Problem description: The records that follow should be copied out exactly, pictures excluded.

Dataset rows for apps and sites
·····
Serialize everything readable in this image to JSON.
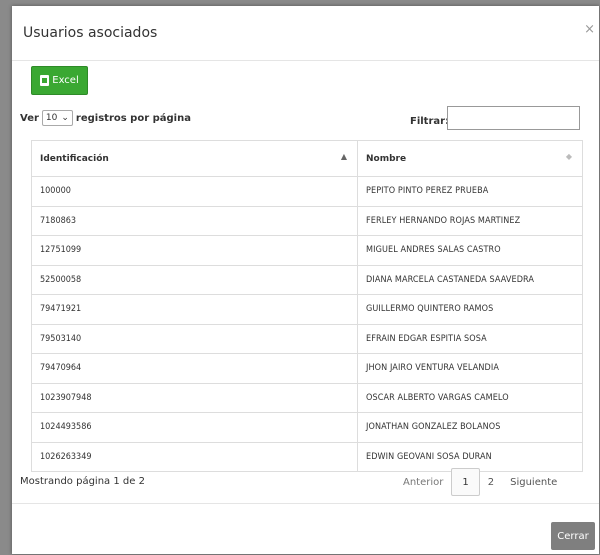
{
  "modal": {
    "title": "Usuarios asociados",
    "close_symbol": "×"
  },
  "toolbar": {
    "excel_label": "Excel",
    "excel_icon": "file-excel-icon",
    "accent_color": "#3aa832"
  },
  "length_menu": {
    "prefix": "Ver",
    "selected": "10",
    "suffix": "registros por página"
  },
  "filter": {
    "label": "Filtrar:",
    "value": ""
  },
  "table": {
    "headers": [
      "Identificación",
      "Nombre"
    ],
    "rows": [
      [
        "100000",
        "PEPITO PINTO PEREZ PRUEBA"
      ],
      [
        "7180863",
        "FERLEY HERNANDO ROJAS MARTINEZ"
      ],
      [
        "12751099",
        "MIGUEL ANDRES SALAS CASTRO"
      ],
      [
        "52500058",
        "DIANA MARCELA CASTANEDA SAAVEDRA"
      ],
      [
        "79471921",
        "GUILLERMO QUINTERO RAMOS"
      ],
      [
        "79503140",
        "EFRAIN EDGAR ESPITIA SOSA"
      ],
      [
        "79470964",
        "JHON JAIRO VENTURA VELANDIA"
      ],
      [
        "1023907948",
        "OSCAR ALBERTO VARGAS CAMELO"
      ],
      [
        "1024493586",
        "JONATHAN GONZALEZ BOLANOS"
      ],
      [
        "1026263349",
        "EDWIN GEOVANI SOSA DURAN"
      ]
    ]
  },
  "info": "Mostrando página 1 de 2",
  "pagination": {
    "previous": "Anterior",
    "pages": [
      "1",
      "2"
    ],
    "current": "1",
    "next": "Siguiente"
  },
  "footer": {
    "close_label": "Cerrar"
  }
}
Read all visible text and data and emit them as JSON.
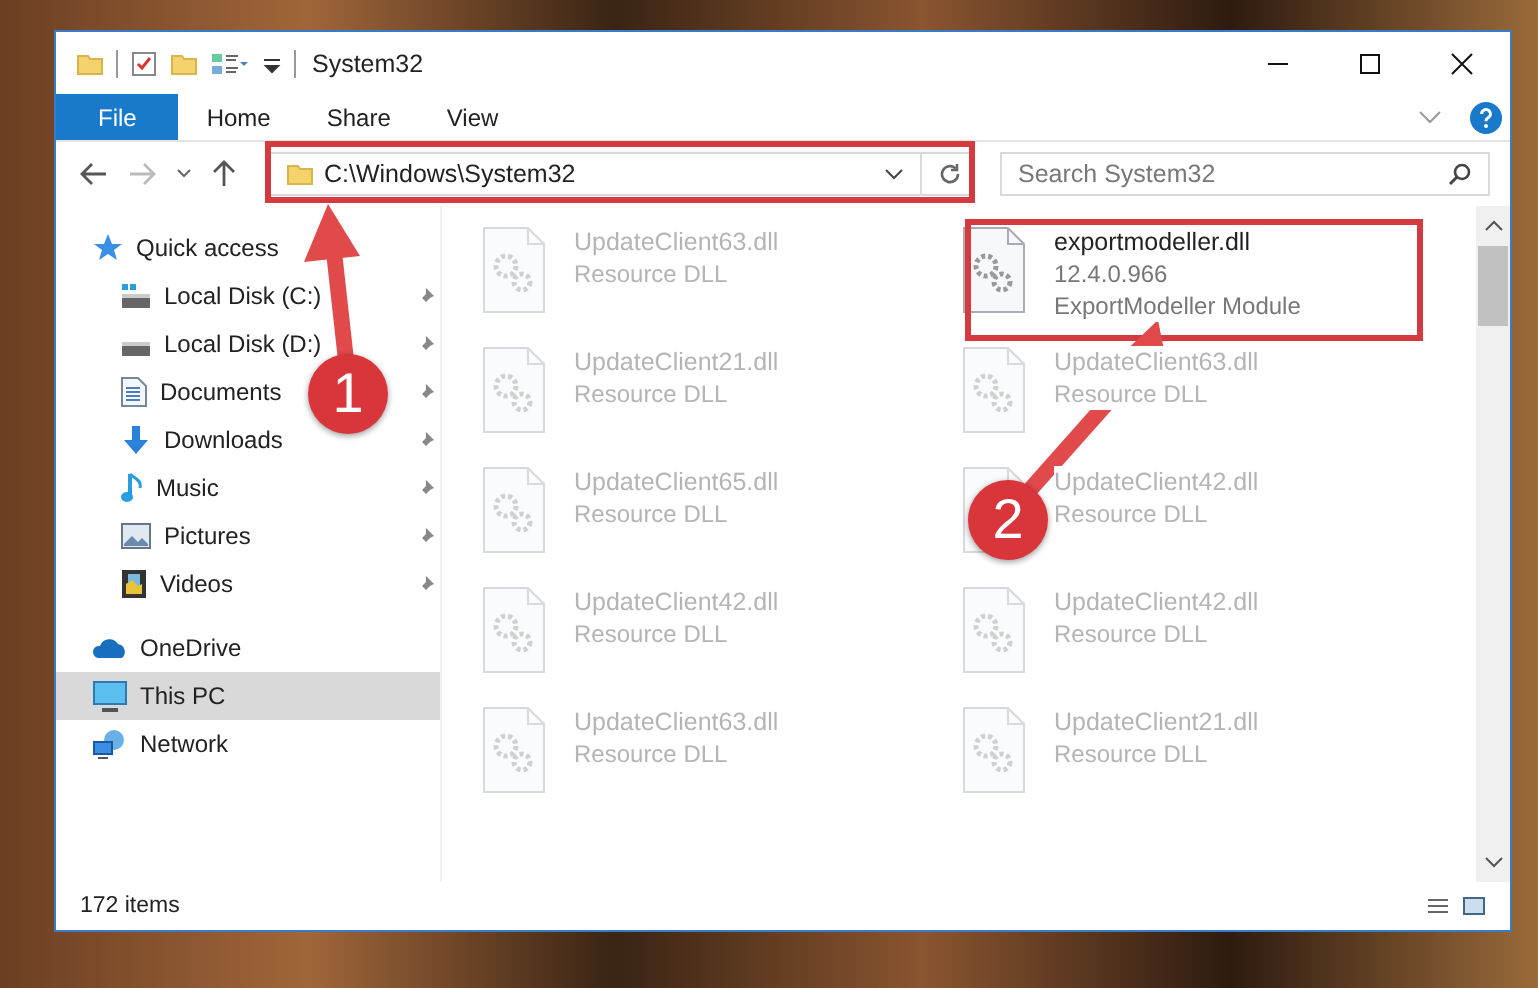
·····
Response to this exercise:
Serialize everything readable in this image to JSON.
{
  "modal": {
    "title": "Usuarios asociados",
    "close_symbol": "×"
  },
  "toolbar": {
    "excel_label": "Excel",
    "excel_icon": "file-excel-icon",
    "accent_color": "#3aa832"
  },
  "length_menu": {
    "prefix": "Ver",
    "selected": "10",
    "suffix": "registros por página"
  },
  "filter": {
    "label": "Filtrar:",
    "value": ""
  },
  "table": {
    "headers": [
      "Identificación",
      "Nombre"
    ],
    "rows": [
      [
        "100000",
        "PEPITO PINTO PEREZ PRUEBA"
      ],
      [
        "7180863",
        "FERLEY HERNANDO ROJAS MARTINEZ"
      ],
      [
        "12751099",
        "MIGUEL ANDRES SALAS CASTRO"
      ],
      [
        "52500058",
        "DIANA MARCELA CASTANEDA SAAVEDRA"
      ],
      [
        "79471921",
        "GUILLERMO QUINTERO RAMOS"
      ],
      [
        "79503140",
        "EFRAIN EDGAR ESPITIA SOSA"
      ],
      [
        "79470964",
        "JHON JAIRO VENTURA VELANDIA"
      ],
      [
        "1023907948",
        "OSCAR ALBERTO VARGAS CAMELO"
      ],
      [
        "1024493586",
        "JONATHAN GONZALEZ BOLANOS"
      ],
      [
        "1026263349",
        "EDWIN GEOVANI SOSA DURAN"
      ]
    ]
  },
  "info": "Mostrando página 1 de 2",
  "pagination": {
    "previous": "Anterior",
    "pages": [
      "1",
      "2"
    ],
    "current": "1",
    "next": "Siguiente"
  },
  "footer": {
    "close_label": "Cerrar"
  }
}
Read all visible text and data and emit them as JSON.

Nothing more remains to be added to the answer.